• **TASK**:
Please restate word for word each line from the one containing "What data populates" to the last line of the records below, and drop the pictures.

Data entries
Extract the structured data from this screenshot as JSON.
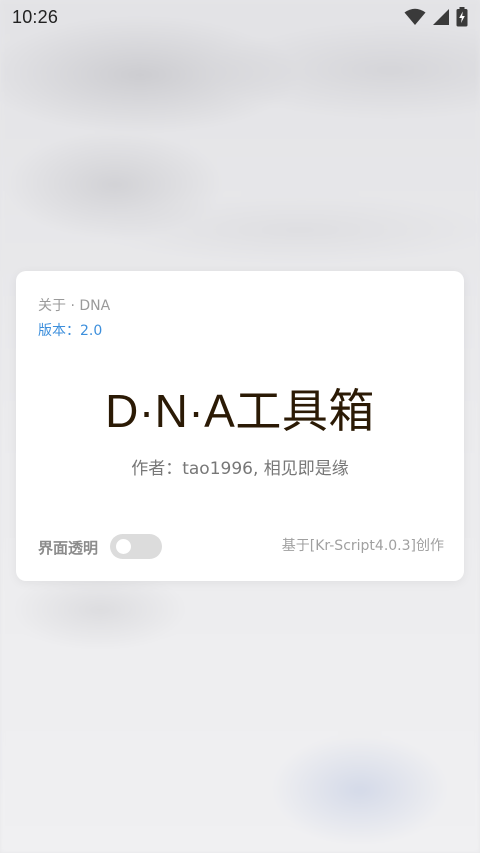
{
  "status_bar": {
    "time": "10:26",
    "icons": [
      "wifi-icon",
      "cellular-signal-icon",
      "battery-charging-icon"
    ]
  },
  "dialog": {
    "about_title": "关于 · DNA",
    "version": "版本：2.0",
    "app_title": "D·N·A工具箱",
    "author": "作者：tao1996, 相见即是缘",
    "toggle_label": "界面透明",
    "toggle_on": false,
    "built_with": "基于[Kr-Script4.0.3]创作"
  },
  "colors": {
    "accent_blue": "#3d8fdc",
    "title_dark_brown": "#2b1a05",
    "card_bg": "#ffffff",
    "toggle_off": "#dcdcdc"
  }
}
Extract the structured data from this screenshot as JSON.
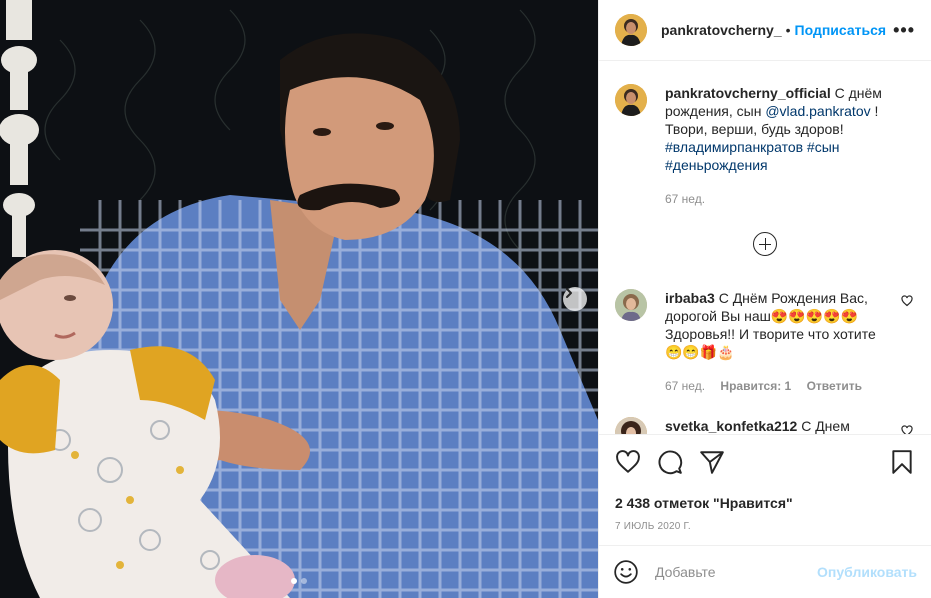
{
  "post": {
    "author": "pankratovcherny_",
    "header_separator": "•",
    "follow_label": "Подписаться",
    "more_label": "•••"
  },
  "caption": {
    "author": "pankratovcherny_official",
    "text_1": " С днём рождения, сын ",
    "mention": "@vlad.pankratov",
    "text_2": " ! Твори, верши, будь здоров! ",
    "hashtags": "#владимирпанкратов #сын #деньрождения",
    "time": "67 нед."
  },
  "comments": [
    {
      "author": "irbaba3",
      "text": " С Днём Рождения Вас, дорогой Вы наш😍😍😍😍😍 Здоровья!! И творите что хотите 😁😁🎁🎂",
      "time": "67 нед.",
      "likes": "Нравится: 1",
      "reply": "Ответить"
    },
    {
      "author": "svetka_konfetka212",
      "text": " С Днем",
      "time": "",
      "likes": "",
      "reply": ""
    }
  ],
  "stats": {
    "likes": "2 438 отметок \"Нравится\"",
    "date": "7 ИЮЛЬ 2020 Г."
  },
  "compose": {
    "placeholder": "Добавьте",
    "publish_label": "Опубликовать"
  },
  "carousel": {
    "slides": 2,
    "active": 1
  },
  "icons": {
    "like": "heart-icon",
    "comment": "comment-icon",
    "share": "paper-plane-icon",
    "save": "bookmark-icon",
    "emoji": "smile-icon",
    "next": "chevron-right-icon"
  },
  "colors": {
    "accent": "#0095f6",
    "publish_disabled": "#b2dffc",
    "meta": "#8e8e8e",
    "link": "#00376b"
  }
}
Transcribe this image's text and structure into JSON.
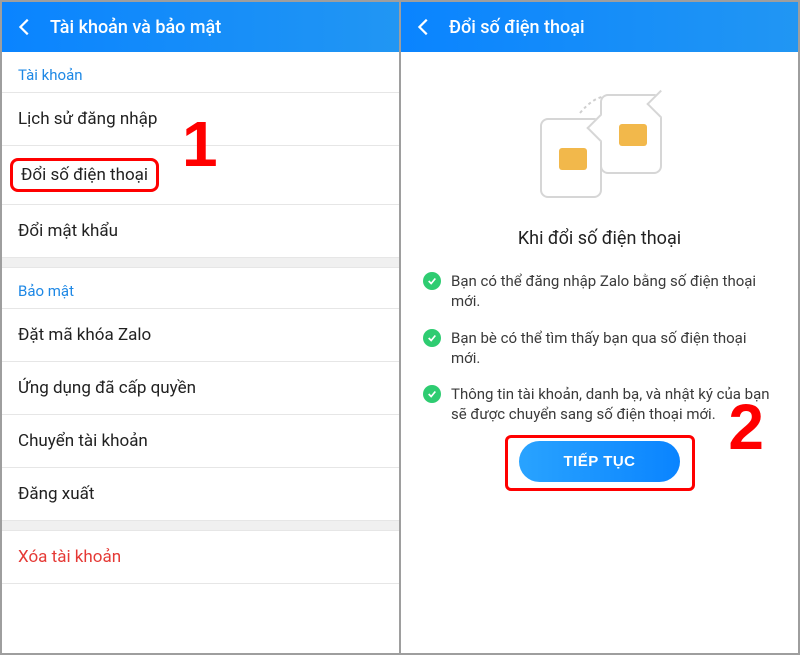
{
  "annotations": {
    "step1": "1",
    "step2": "2"
  },
  "left": {
    "header_title": "Tài khoản và bảo mật",
    "section_account": "Tài khoản",
    "items_account": [
      "Lịch sử đăng nhập",
      "Đổi số điện thoại",
      "Đổi mật khẩu"
    ],
    "section_security": "Bảo mật",
    "items_security": [
      "Đặt mã khóa Zalo",
      "Ứng dụng đã cấp quyền",
      "Chuyển tài khoản",
      "Đăng xuất"
    ],
    "item_delete": "Xóa tài khoản"
  },
  "right": {
    "header_title": "Đổi số điện thoại",
    "heading": "Khi đổi số điện thoại",
    "bullets": [
      "Bạn có thể đăng nhập Zalo bằng số điện thoại mới.",
      "Bạn bè có thể tìm thấy bạn qua số điện thoại mới.",
      "Thông tin tài khoản, danh bạ, và nhật ký của bạn sẽ được chuyển sang số điện thoại mới."
    ],
    "continue_label": "TIẾP TỤC"
  }
}
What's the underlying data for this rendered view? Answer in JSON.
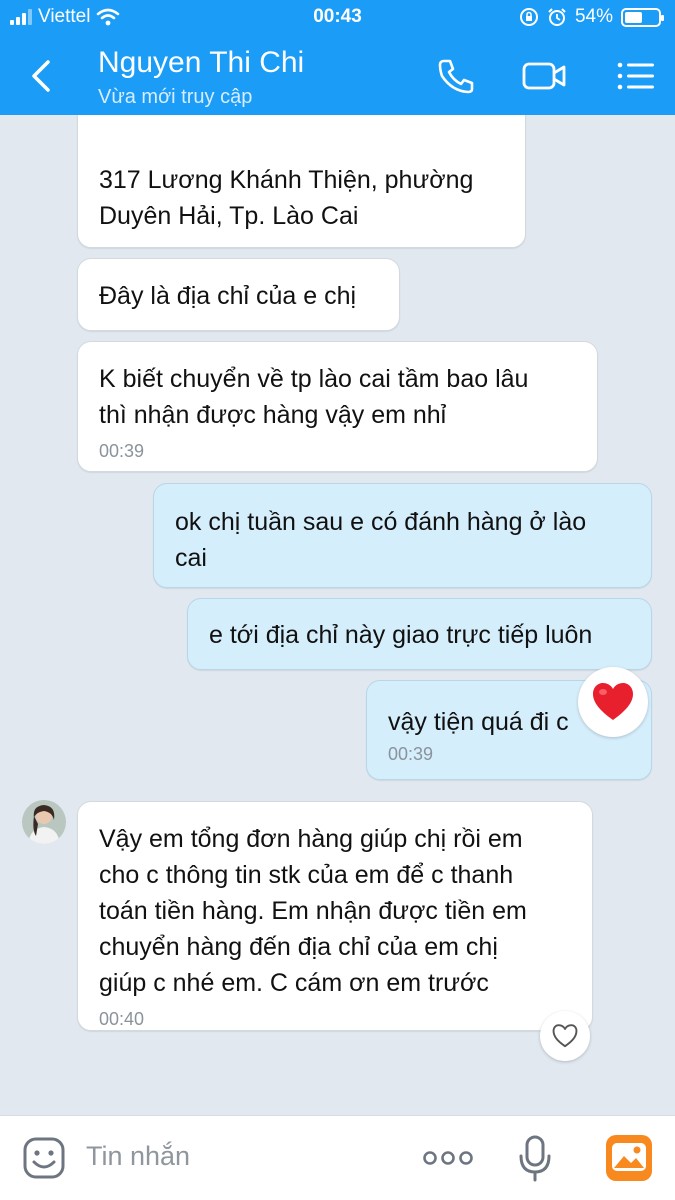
{
  "status_bar": {
    "carrier": "Viettel",
    "time": "00:43",
    "battery": "54%",
    "battery_level": 0.54
  },
  "header": {
    "contact_name": "Nguyen Thi Chi",
    "presence": "Vừa mới truy cập",
    "icons": [
      "back-icon",
      "phone-icon",
      "video-call-icon",
      "menu-icon"
    ]
  },
  "messages": [
    {
      "direction": "incoming",
      "text": "317 Lương Khánh Thiện, phường\nDuyên Hải, Tp. Lào Cai",
      "time": ""
    },
    {
      "direction": "incoming",
      "text": "Đây là địa chỉ của e chị",
      "time": ""
    },
    {
      "direction": "incoming",
      "text": "K biết chuyển về tp lào cai tầm bao lâu\nthì nhận được hàng vậy em nhỉ",
      "time": "00:39"
    },
    {
      "direction": "outgoing",
      "text": "ok chị tuần sau e có đánh hàng ở lào\ncai",
      "time": ""
    },
    {
      "direction": "outgoing",
      "text": "e tới địa chỉ này giao trực tiếp luôn",
      "time": ""
    },
    {
      "direction": "outgoing",
      "text": "vậy tiện quá đi c",
      "time": "00:39",
      "reaction": "heart"
    },
    {
      "direction": "incoming",
      "text": "Vậy em tổng đơn hàng giúp chị rồi em\ncho c thông tin stk của em để c thanh\ntoán tiền hàng. Em nhận được tiền em\nchuyển hàng đến địa chỉ của em chị\ngiúp c nhé em. C cám ơn em trước",
      "time": "00:40",
      "reaction": "heart-outline"
    }
  ],
  "input": {
    "placeholder": "Tin nhắn",
    "icons": [
      "sticker-icon",
      "more-icon",
      "microphone-icon",
      "photo-icon"
    ]
  },
  "colors": {
    "header": "#1a9cf7",
    "chat_background": "#e1e8ef",
    "incoming_bubble": "#ffffff",
    "outgoing_bubble": "#d5eefc",
    "heart": "#e8202e",
    "photo_button": "#f7891f"
  }
}
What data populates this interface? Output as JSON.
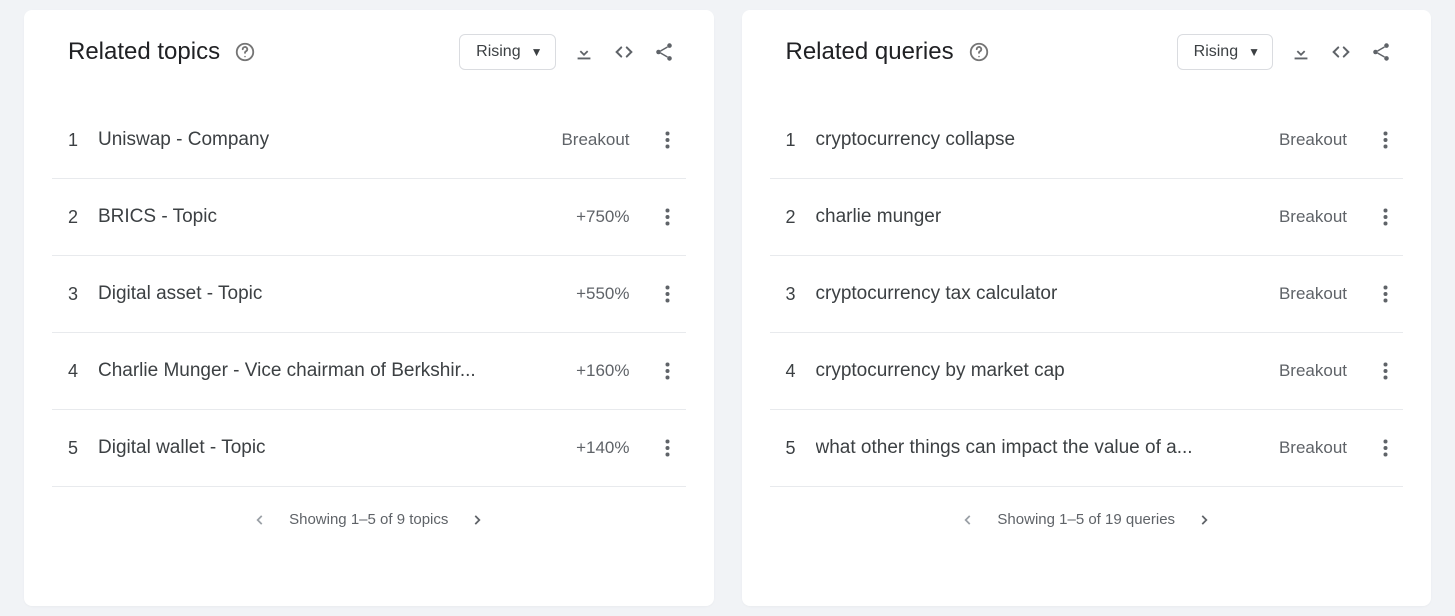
{
  "topics": {
    "title": "Related topics",
    "sort": "Rising",
    "pager": "Showing 1–5 of 9 topics",
    "items": [
      {
        "rank": "1",
        "label": "Uniswap - Company",
        "metric": "Breakout"
      },
      {
        "rank": "2",
        "label": "BRICS - Topic",
        "metric": "+750%"
      },
      {
        "rank": "3",
        "label": "Digital asset - Topic",
        "metric": "+550%"
      },
      {
        "rank": "4",
        "label": "Charlie Munger - Vice chairman of Berkshir...",
        "metric": "+160%"
      },
      {
        "rank": "5",
        "label": "Digital wallet - Topic",
        "metric": "+140%"
      }
    ]
  },
  "queries": {
    "title": "Related queries",
    "sort": "Rising",
    "pager": "Showing 1–5 of 19 queries",
    "items": [
      {
        "rank": "1",
        "label": "cryptocurrency collapse",
        "metric": "Breakout"
      },
      {
        "rank": "2",
        "label": "charlie munger",
        "metric": "Breakout"
      },
      {
        "rank": "3",
        "label": "cryptocurrency tax calculator",
        "metric": "Breakout"
      },
      {
        "rank": "4",
        "label": "cryptocurrency by market cap",
        "metric": "Breakout"
      },
      {
        "rank": "5",
        "label": "what other things can impact the value of a...",
        "metric": "Breakout"
      }
    ]
  }
}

• **EXPECTED OUTPUT**:
What data populates this interface? Output as JSON.
{
  "topics": {
    "title": "Related topics",
    "sort": "Rising",
    "pager": "Showing 1–5 of 9 topics",
    "items": [
      {
        "rank": "1",
        "label": "Uniswap - Company",
        "metric": "Breakout"
      },
      {
        "rank": "2",
        "label": "BRICS - Topic",
        "metric": "+750%"
      },
      {
        "rank": "3",
        "label": "Digital asset - Topic",
        "metric": "+550%"
      },
      {
        "rank": "4",
        "label": "Charlie Munger - Vice chairman of Berkshir...",
        "metric": "+160%"
      },
      {
        "rank": "5",
        "label": "Digital wallet - Topic",
        "metric": "+140%"
      }
    ]
  },
  "queries": {
    "title": "Related queries",
    "sort": "Rising",
    "pager": "Showing 1–5 of 19 queries",
    "items": [
      {
        "rank": "1",
        "label": "cryptocurrency collapse",
        "metric": "Breakout"
      },
      {
        "rank": "2",
        "label": "charlie munger",
        "metric": "Breakout"
      },
      {
        "rank": "3",
        "label": "cryptocurrency tax calculator",
        "metric": "Breakout"
      },
      {
        "rank": "4",
        "label": "cryptocurrency by market cap",
        "metric": "Breakout"
      },
      {
        "rank": "5",
        "label": "what other things can impact the value of a...",
        "metric": "Breakout"
      }
    ]
  }
}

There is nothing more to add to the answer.